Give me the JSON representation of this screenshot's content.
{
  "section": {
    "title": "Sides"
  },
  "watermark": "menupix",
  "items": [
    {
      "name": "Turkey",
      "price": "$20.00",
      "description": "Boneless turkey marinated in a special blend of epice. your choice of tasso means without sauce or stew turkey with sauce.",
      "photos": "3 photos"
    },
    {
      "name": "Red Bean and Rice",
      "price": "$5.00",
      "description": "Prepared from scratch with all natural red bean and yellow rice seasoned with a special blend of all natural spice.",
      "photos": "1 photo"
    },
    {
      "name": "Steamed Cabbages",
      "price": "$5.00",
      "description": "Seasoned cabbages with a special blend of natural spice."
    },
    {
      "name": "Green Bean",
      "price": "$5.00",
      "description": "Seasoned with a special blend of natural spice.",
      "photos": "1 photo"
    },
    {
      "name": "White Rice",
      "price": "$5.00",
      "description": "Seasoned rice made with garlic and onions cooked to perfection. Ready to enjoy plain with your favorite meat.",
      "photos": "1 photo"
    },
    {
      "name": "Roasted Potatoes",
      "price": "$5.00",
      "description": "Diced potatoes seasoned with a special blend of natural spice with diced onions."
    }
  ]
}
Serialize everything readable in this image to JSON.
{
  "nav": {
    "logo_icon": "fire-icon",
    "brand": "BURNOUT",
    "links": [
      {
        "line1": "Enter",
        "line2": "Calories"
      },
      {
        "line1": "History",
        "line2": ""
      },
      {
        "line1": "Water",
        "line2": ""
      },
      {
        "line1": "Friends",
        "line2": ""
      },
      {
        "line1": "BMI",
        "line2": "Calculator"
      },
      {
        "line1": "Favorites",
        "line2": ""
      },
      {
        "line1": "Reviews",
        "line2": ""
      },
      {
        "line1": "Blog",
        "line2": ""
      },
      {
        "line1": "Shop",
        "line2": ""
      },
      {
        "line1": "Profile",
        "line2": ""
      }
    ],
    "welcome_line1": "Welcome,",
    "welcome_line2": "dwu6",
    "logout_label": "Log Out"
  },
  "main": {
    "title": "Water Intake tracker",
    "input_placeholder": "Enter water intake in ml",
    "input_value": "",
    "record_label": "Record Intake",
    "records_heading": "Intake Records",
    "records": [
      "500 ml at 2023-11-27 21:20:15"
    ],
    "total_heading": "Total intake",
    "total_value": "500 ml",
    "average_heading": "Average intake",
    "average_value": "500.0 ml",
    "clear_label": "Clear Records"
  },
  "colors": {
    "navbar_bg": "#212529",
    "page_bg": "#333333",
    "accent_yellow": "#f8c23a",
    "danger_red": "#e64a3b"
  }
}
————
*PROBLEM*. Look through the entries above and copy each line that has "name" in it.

*TASK ANSWER*.
      "name": "Turkey",
      "name": "Red Bean and Rice",
      "name": "Steamed Cabbages",
      "name": "Green Bean",
      "name": "White Rice",
      "name": "Roasted Potatoes",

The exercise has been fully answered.